EXERCISE PROMPT: Output each record exactly. Leave none out.

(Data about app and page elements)
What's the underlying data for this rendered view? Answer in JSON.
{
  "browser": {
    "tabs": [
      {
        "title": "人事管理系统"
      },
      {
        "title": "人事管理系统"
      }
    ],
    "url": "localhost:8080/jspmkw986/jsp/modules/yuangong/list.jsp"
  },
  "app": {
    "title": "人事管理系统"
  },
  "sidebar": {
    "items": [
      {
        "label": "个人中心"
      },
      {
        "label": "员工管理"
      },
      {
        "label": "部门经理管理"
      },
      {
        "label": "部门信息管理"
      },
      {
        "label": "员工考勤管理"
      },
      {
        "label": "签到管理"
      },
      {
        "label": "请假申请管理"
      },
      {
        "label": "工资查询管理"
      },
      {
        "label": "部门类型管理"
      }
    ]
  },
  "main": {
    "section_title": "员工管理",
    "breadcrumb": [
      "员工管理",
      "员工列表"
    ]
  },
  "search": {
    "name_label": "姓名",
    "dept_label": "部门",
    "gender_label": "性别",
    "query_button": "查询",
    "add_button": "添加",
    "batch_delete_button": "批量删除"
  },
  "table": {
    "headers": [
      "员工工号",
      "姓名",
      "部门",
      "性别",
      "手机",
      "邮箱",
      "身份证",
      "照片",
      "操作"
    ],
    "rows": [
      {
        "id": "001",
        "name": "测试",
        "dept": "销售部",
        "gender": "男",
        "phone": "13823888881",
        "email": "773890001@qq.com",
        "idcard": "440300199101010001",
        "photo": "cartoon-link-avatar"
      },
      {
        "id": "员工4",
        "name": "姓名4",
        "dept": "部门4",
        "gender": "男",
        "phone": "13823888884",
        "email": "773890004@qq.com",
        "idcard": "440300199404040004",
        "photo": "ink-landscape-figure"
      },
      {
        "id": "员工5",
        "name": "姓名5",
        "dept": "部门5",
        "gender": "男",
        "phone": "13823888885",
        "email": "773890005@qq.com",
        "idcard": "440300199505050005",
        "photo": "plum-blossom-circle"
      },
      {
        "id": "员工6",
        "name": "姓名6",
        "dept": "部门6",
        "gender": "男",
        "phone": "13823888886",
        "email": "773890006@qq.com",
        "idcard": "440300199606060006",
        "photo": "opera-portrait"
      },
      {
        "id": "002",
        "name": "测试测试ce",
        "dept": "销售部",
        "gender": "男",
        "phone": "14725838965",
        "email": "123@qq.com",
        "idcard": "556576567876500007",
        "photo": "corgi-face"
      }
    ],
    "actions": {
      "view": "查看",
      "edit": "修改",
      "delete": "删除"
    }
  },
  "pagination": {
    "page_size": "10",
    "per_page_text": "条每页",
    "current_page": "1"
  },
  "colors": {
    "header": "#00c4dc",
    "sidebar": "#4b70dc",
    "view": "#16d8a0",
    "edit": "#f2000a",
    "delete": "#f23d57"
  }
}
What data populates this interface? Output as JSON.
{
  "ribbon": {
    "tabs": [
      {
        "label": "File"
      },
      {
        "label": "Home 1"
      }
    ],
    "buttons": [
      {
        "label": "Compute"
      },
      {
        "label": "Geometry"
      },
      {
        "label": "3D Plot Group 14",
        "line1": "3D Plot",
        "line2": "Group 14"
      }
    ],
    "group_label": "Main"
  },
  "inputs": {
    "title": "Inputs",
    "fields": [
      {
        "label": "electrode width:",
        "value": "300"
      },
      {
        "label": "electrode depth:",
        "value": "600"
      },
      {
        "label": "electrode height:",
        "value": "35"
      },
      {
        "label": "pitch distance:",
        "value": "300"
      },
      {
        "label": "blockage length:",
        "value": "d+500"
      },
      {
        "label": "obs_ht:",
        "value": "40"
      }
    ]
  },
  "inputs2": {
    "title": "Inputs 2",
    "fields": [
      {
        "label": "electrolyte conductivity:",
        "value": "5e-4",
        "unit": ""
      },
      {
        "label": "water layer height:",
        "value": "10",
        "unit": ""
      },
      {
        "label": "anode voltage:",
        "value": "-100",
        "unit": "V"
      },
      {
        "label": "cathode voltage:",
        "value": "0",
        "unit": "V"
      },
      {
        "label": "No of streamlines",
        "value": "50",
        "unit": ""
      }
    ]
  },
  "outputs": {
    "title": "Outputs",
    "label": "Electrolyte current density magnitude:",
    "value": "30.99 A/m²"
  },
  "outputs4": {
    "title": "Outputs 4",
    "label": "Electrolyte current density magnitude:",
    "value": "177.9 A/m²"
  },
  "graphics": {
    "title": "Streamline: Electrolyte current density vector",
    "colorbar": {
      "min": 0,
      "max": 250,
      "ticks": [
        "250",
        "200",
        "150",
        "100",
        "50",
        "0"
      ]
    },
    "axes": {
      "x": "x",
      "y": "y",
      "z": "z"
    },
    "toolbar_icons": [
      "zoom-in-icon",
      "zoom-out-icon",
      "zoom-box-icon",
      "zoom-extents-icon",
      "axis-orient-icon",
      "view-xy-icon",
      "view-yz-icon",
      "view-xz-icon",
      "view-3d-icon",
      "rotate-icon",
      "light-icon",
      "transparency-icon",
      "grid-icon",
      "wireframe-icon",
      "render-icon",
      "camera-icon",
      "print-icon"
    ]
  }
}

EXERCISE RESULT:
What's the underlying data for this rendered view? Answer in JSON.
{
  "browser": {
    "tabs": [
      {
        "title": "人事管理系统"
      },
      {
        "title": "人事管理系统"
      }
    ],
    "url": "localhost:8080/jspmkw986/jsp/modules/yuangong/list.jsp"
  },
  "app": {
    "title": "人事管理系统"
  },
  "sidebar": {
    "items": [
      {
        "label": "个人中心"
      },
      {
        "label": "员工管理"
      },
      {
        "label": "部门经理管理"
      },
      {
        "label": "部门信息管理"
      },
      {
        "label": "员工考勤管理"
      },
      {
        "label": "签到管理"
      },
      {
        "label": "请假申请管理"
      },
      {
        "label": "工资查询管理"
      },
      {
        "label": "部门类型管理"
      }
    ]
  },
  "main": {
    "section_title": "员工管理",
    "breadcrumb": [
      "员工管理",
      "员工列表"
    ]
  },
  "search": {
    "name_label": "姓名",
    "dept_label": "部门",
    "gender_label": "性别",
    "query_button": "查询",
    "add_button": "添加",
    "batch_delete_button": "批量删除"
  },
  "table": {
    "headers": [
      "员工工号",
      "姓名",
      "部门",
      "性别",
      "手机",
      "邮箱",
      "身份证",
      "照片",
      "操作"
    ],
    "rows": [
      {
        "id": "001",
        "name": "测试",
        "dept": "销售部",
        "gender": "男",
        "phone": "13823888881",
        "email": "773890001@qq.com",
        "idcard": "440300199101010001",
        "photo": "cartoon-link-avatar"
      },
      {
        "id": "员工4",
        "name": "姓名4",
        "dept": "部门4",
        "gender": "男",
        "phone": "13823888884",
        "email": "773890004@qq.com",
        "idcard": "440300199404040004",
        "photo": "ink-landscape-figure"
      },
      {
        "id": "员工5",
        "name": "姓名5",
        "dept": "部门5",
        "gender": "男",
        "phone": "13823888885",
        "email": "773890005@qq.com",
        "idcard": "440300199505050005",
        "photo": "plum-blossom-circle"
      },
      {
        "id": "员工6",
        "name": "姓名6",
        "dept": "部门6",
        "gender": "男",
        "phone": "13823888886",
        "email": "773890006@qq.com",
        "idcard": "440300199606060006",
        "photo": "opera-portrait"
      },
      {
        "id": "002",
        "name": "测试测试ce",
        "dept": "销售部",
        "gender": "男",
        "phone": "14725838965",
        "email": "123@qq.com",
        "idcard": "556576567876500007",
        "photo": "corgi-face"
      }
    ],
    "actions": {
      "view": "查看",
      "edit": "修改",
      "delete": "删除"
    }
  },
  "pagination": {
    "page_size": "10",
    "per_page_text": "条每页",
    "current_page": "1"
  },
  "colors": {
    "header": "#00c4dc",
    "sidebar": "#4b70dc",
    "view": "#16d8a0",
    "edit": "#f2000a",
    "delete": "#f23d57"
  }
}
What data populates this interface? Output as JSON.
{
  "ribbon": {
    "tabs": [
      {
        "label": "File"
      },
      {
        "label": "Home 1"
      }
    ],
    "buttons": [
      {
        "label": "Compute"
      },
      {
        "label": "Geometry"
      },
      {
        "label": "3D Plot Group 14",
        "line1": "3D Plot",
        "line2": "Group 14"
      }
    ],
    "group_label": "Main"
  },
  "inputs": {
    "title": "Inputs",
    "fields": [
      {
        "label": "electrode width:",
        "value": "300"
      },
      {
        "label": "electrode depth:",
        "value": "600"
      },
      {
        "label": "electrode height:",
        "value": "35"
      },
      {
        "label": "pitch distance:",
        "value": "300"
      },
      {
        "label": "blockage length:",
        "value": "d+500"
      },
      {
        "label": "obs_ht:",
        "value": "40"
      }
    ]
  },
  "inputs2": {
    "title": "Inputs 2",
    "fields": [
      {
        "label": "electrolyte conductivity:",
        "value": "5e-4",
        "unit": ""
      },
      {
        "label": "water layer height:",
        "value": "10",
        "unit": ""
      },
      {
        "label": "anode voltage:",
        "value": "-100",
        "unit": "V"
      },
      {
        "label": "cathode voltage:",
        "value": "0",
        "unit": "V"
      },
      {
        "label": "No of streamlines",
        "value": "50",
        "unit": ""
      }
    ]
  },
  "outputs": {
    "title": "Outputs",
    "label": "Electrolyte current density magnitude:",
    "value": "30.99 A/m²"
  },
  "outputs4": {
    "title": "Outputs 4",
    "label": "Electrolyte current density magnitude:",
    "value": "177.9 A/m²"
  },
  "graphics": {
    "title": "Streamline: Electrolyte current density vector",
    "colorbar": {
      "min": 0,
      "max": 250,
      "ticks": [
        "250",
        "200",
        "150",
        "100",
        "50",
        "0"
      ]
    },
    "axes": {
      "x": "x",
      "y": "y",
      "z": "z"
    },
    "toolbar_icons": [
      "zoom-in-icon",
      "zoom-out-icon",
      "zoom-box-icon",
      "zoom-extents-icon",
      "axis-orient-icon",
      "view-xy-icon",
      "view-yz-icon",
      "view-xz-icon",
      "view-3d-icon",
      "rotate-icon",
      "light-icon",
      "transparency-icon",
      "grid-icon",
      "wireframe-icon",
      "render-icon",
      "camera-icon",
      "print-icon"
    ]
  }
}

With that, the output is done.